Indeed, recent Cleo and Cosmo articles include “Guys pay to sleep with a hologram of me”; “‘Hot’ moves he doesn’t rate”; “Judge Judy is great in bed, says her husband”; “What does your boyfriend REALLY think of your fanny farts”; “Paralysed woman models lingerie”; and “I hate my small breasts — and that’s OK.”

Just as there’s little profit to be made from people feeling good about their appearance, there’s a profound difference between commercial sexualisation and authentic sexuality.

One generates sales, the other generates wellbeing. One objectifies; the other humanises.

Sexualisation, against which girls habitually measure their behaviour and self-worth, is a far cry from a healthy, unmediated, self-determined sexuality that nurtures positive feelings, intimacy and a sense of agency.
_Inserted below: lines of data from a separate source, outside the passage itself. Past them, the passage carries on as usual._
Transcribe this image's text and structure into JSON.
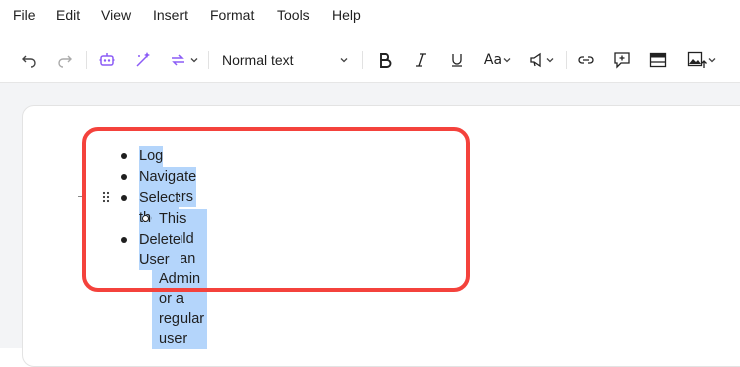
{
  "menu": {
    "items": [
      "File",
      "Edit",
      "View",
      "Insert",
      "Format",
      "Tools",
      "Help"
    ]
  },
  "toolbar": {
    "paragraph_style": "Normal text",
    "text_case_label": "Aa",
    "icons": [
      "undo-icon",
      "redo-icon",
      "ai-assistant-icon",
      "magic-wand-icon",
      "convert-icon",
      "bold-icon",
      "italic-icon",
      "underline-icon",
      "announce-icon",
      "link-icon",
      "comment-icon",
      "table-icon",
      "image-icon"
    ]
  },
  "document": {
    "items": [
      {
        "text": "Log in",
        "level": 1
      },
      {
        "text": "Navigate to Users",
        "level": 1
      },
      {
        "text": "Select the user",
        "level": 1
      },
      {
        "text": "This could be an Admin or a regular user",
        "level": 2
      },
      {
        "text": "Delete User",
        "level": 1
      }
    ]
  },
  "colors": {
    "selection": "#b4d5fb",
    "annotation": "#f4423c",
    "accent": "#8b5cf6"
  }
}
Commentators such as Catherine Lumby contend that boys who consume female sexualisation don’t necessarily have “boofhead views in reality”. But its damaging impacts on girls are well-documented.

Farhall, whose PhD focuses on sexuality in popular media, cites studies that find women and girls exposed to objectification “begin to self-objectify, dissociating from their bodies and instead viewing themselves as objects to be used and appraised by others”.
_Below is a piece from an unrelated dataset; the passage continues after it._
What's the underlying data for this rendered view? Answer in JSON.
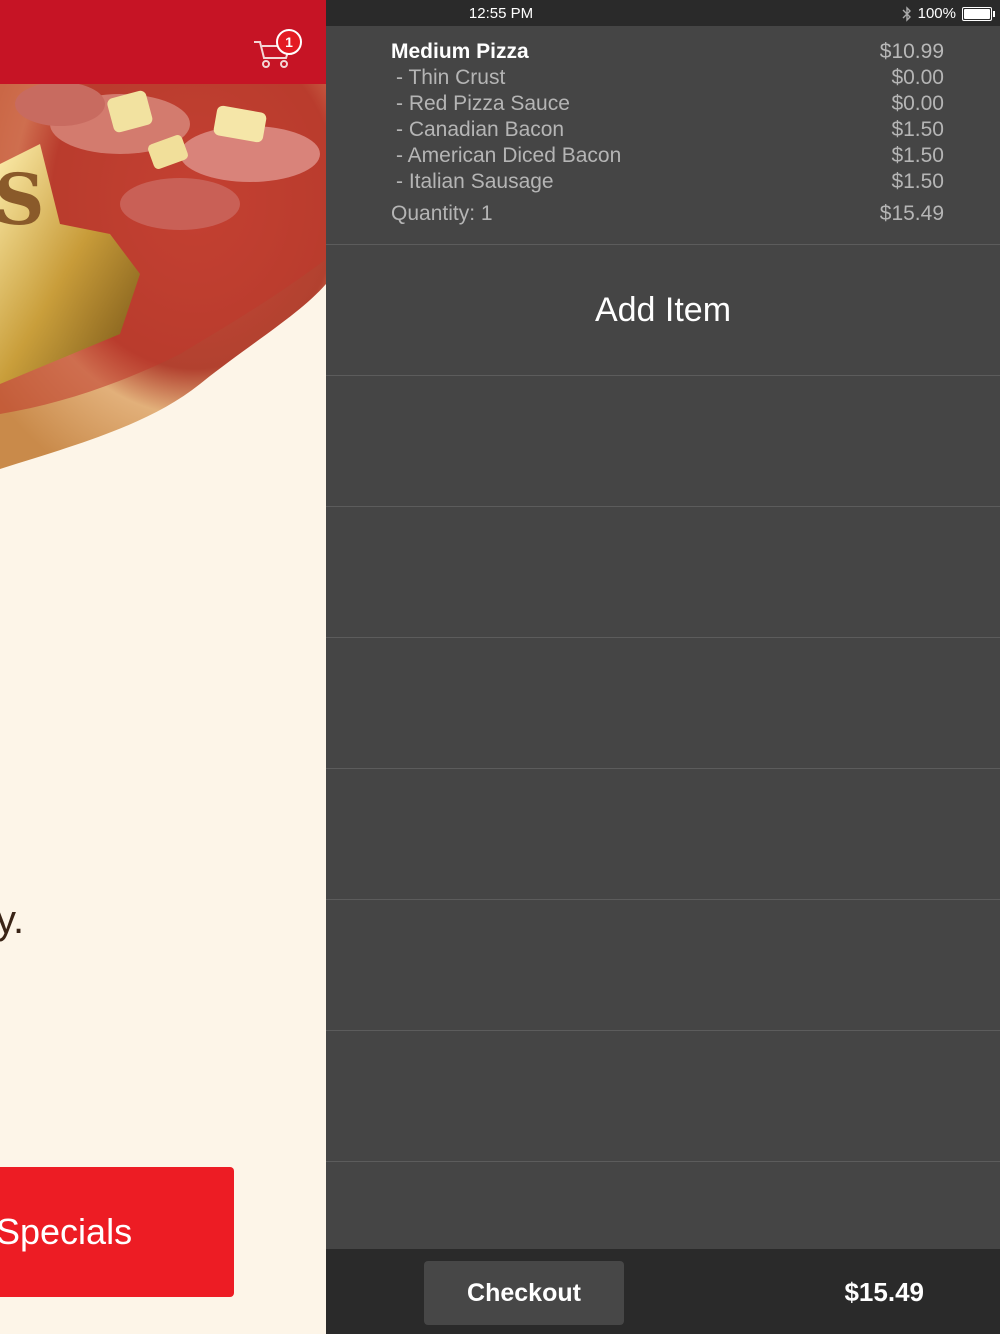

For many, this leads to “anxiety, shame and self-consciousness, as well as the disruption of mental functioning and inhibition of concentration.”

A broad body of studies link media objectification with eating disorders, body shame, low self-esteem, anxiety, low cognitive function, sexual dysfunction and depression. And a 2014 UN study finds that violence against women occurs in those countries with cultures of inequality. These magazines promote such cultures.

Given that this is a well-researched health issue, there should be mandatory warnings — similar to those on cigarettes — on magazines that promote women as ornaments and sexual objects.

After all, as they profit from such practices, enterprises like Bauer and its supermarket outlets actively create and maintain public health problems that are ultimately paid for by all — not just by those who consume its magazines.

While their sexism may not seem as explicit as that of the ill-fated Zoo, many media outlets and retailers are complicit in normalising women’s oppression, and are contributing to public health problems.

Katherine Wilson’s forthcoming book Tinkerers: Australians Reinvent DIY Culture will be released in October.